This weekend, thousands of houses of worship will gather to sing to, pray to, read about and preach about God — a God Whom I am most certain cares about Trayvon and the culture around him. And yet, in so many of the sermons and the prayers that will go up, any mention of Trayvon, of gun violence, racism and profiling, will be absent. Silence. Nothing. No condemnation of an atrocity that is inconsistent with the teachings and spirit of the faith. No pastoral outreach. Just a silence that will make many congregations “look suspicious.”
The bullets of silence hurt just as much as the bullets that took Trayvon’s life.
I am Trayvon Martin. And there is a Trayvon in every congregation. Even the affluent suburban ones. Perhaps it is in those places that this story needs to be told most.

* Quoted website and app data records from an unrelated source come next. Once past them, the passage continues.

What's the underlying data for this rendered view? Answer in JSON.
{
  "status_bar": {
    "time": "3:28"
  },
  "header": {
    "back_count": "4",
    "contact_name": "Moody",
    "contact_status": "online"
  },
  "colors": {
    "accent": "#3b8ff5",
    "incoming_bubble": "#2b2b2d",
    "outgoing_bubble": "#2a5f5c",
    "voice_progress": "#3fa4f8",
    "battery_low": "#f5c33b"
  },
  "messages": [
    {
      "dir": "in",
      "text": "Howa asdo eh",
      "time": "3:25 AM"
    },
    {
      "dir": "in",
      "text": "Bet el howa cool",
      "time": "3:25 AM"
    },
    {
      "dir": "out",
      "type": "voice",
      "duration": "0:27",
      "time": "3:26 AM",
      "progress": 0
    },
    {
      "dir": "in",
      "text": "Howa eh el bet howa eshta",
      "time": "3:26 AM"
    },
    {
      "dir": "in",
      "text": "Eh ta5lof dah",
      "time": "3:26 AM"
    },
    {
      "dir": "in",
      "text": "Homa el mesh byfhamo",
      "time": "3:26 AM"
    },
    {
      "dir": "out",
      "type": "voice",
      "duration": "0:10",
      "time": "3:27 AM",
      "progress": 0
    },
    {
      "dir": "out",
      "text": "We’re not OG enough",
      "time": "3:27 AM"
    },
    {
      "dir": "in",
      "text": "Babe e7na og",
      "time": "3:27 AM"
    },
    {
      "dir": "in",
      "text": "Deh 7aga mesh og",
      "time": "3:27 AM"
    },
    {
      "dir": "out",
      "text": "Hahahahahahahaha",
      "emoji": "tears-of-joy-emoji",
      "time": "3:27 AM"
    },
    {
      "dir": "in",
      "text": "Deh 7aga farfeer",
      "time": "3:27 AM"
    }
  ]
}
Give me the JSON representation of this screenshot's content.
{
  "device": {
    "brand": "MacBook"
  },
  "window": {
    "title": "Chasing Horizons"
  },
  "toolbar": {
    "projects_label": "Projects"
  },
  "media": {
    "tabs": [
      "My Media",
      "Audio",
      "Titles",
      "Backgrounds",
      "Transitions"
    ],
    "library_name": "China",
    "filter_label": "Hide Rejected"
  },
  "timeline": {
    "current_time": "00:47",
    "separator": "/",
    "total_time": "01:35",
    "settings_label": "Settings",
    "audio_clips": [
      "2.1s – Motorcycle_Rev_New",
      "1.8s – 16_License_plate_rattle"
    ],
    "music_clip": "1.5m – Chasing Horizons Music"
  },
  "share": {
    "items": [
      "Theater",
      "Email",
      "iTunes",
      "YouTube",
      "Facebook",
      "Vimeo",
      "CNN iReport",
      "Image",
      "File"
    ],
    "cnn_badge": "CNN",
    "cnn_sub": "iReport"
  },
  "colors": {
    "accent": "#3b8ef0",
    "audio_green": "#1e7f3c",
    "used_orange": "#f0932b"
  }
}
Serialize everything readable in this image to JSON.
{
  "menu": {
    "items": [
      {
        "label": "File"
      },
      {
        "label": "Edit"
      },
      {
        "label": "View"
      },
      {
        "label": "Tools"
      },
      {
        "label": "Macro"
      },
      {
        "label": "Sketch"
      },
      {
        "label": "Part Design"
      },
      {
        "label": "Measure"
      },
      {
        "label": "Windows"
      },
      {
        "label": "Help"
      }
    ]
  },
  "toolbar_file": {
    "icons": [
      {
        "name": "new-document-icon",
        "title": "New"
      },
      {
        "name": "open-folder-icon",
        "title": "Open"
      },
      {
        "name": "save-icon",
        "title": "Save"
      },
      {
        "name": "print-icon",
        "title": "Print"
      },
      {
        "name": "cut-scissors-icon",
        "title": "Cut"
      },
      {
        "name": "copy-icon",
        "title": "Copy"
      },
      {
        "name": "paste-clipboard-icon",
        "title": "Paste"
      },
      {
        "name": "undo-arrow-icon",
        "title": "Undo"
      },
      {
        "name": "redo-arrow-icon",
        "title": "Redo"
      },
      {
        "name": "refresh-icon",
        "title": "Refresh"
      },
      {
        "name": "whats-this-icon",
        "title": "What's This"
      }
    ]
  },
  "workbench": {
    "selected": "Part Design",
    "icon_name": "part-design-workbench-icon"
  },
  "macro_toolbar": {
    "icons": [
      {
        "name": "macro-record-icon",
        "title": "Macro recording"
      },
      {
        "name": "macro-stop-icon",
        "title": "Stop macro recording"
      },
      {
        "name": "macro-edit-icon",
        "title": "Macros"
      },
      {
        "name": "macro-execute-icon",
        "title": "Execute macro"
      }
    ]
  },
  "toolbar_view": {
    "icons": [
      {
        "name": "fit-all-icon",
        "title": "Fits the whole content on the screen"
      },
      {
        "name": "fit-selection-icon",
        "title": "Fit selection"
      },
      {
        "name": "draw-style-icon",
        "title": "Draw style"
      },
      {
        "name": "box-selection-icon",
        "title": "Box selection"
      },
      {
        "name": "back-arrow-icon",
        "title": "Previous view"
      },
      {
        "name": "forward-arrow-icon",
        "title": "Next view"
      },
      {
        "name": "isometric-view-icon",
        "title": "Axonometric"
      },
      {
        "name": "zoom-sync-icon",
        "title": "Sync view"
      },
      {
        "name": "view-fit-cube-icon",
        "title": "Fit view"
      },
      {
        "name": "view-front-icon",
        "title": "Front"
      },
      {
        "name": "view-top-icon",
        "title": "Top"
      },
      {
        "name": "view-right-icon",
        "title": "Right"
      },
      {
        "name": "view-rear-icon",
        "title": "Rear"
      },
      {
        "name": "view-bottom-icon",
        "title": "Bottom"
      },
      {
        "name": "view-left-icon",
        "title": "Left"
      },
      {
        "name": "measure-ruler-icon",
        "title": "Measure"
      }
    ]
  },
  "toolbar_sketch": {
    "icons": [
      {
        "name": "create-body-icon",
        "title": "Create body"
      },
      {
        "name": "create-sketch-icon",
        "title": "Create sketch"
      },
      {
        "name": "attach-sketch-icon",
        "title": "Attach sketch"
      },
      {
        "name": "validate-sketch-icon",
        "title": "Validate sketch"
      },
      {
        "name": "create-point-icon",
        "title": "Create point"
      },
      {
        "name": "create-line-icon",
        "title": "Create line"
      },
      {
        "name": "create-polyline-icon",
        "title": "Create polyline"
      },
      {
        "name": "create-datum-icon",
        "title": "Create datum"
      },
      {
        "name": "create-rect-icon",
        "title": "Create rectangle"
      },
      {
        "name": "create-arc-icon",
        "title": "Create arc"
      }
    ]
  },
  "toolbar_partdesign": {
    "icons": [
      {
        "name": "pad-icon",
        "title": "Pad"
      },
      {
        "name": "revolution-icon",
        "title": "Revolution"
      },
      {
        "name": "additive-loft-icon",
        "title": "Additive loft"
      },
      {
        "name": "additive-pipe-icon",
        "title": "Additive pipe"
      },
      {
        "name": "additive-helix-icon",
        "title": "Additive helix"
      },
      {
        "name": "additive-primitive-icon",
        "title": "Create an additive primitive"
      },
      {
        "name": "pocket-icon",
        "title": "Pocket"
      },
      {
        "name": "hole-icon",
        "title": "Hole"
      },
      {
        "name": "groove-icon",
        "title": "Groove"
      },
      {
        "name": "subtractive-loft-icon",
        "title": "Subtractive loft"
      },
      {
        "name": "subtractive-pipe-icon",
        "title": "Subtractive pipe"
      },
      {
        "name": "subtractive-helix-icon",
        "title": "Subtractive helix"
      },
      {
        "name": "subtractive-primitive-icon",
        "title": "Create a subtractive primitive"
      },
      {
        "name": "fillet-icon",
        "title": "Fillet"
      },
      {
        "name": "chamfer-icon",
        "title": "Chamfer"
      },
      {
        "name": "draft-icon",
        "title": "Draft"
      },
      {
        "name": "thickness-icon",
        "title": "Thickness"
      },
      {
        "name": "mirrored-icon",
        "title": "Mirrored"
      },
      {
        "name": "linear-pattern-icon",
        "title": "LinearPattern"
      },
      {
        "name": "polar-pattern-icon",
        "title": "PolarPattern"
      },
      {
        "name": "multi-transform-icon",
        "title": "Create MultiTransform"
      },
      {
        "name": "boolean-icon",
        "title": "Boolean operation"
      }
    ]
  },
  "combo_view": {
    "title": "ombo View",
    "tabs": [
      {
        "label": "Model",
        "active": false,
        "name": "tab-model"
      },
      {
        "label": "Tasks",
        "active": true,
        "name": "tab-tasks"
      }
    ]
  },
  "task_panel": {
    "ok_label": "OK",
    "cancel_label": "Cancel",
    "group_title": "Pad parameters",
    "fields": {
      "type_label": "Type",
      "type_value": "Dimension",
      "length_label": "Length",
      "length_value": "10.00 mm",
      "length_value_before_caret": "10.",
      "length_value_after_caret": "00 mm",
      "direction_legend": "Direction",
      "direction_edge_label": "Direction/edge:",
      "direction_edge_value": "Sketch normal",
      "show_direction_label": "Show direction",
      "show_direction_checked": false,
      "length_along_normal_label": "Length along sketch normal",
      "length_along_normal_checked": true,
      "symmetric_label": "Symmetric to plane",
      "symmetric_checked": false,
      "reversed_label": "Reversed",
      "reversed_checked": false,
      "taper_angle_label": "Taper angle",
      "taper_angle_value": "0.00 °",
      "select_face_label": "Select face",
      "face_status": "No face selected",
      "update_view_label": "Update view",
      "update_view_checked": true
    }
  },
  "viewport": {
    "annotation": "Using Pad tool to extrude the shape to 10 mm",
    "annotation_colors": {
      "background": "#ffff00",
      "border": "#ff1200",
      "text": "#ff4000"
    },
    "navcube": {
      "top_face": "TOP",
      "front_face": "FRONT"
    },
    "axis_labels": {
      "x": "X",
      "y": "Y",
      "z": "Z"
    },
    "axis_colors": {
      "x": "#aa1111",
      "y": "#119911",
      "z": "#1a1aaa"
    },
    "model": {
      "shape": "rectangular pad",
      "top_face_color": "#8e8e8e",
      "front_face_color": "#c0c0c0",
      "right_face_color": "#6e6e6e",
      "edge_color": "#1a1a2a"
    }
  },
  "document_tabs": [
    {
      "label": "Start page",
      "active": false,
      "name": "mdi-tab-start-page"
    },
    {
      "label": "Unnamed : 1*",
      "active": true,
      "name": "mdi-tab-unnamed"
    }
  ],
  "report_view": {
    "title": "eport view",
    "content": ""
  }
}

I recognize the hesitancy in many preachers to “get political” in their pulpits. Fine. No need for strong condemnations about gun laws (unless you feel so led). But a boy died. A boy who was not committing a crime. He died because black men walking in certain neighborhoods, perhaps like the neighborhood your church is in, look suspicious. For people of faith to be silent seems to be inconsistent and a poor witness. If you don’t want to bring it up in the sermon, perhaps make it one of the items you all pray for. Or at least reach out to someone you think might be grieving because of this case. Or perhaps have a small group or an after service discussion about gun violence in your city.
I am Trayvon Martin. This name should be spoken, at least whispered in your service. Care. Your God certainly does.
Bring Skittles and iced tea to your church on Sunday. Wear your hoodie. Do it even though this happened far away from you–and yet know that it’s happening in your town too.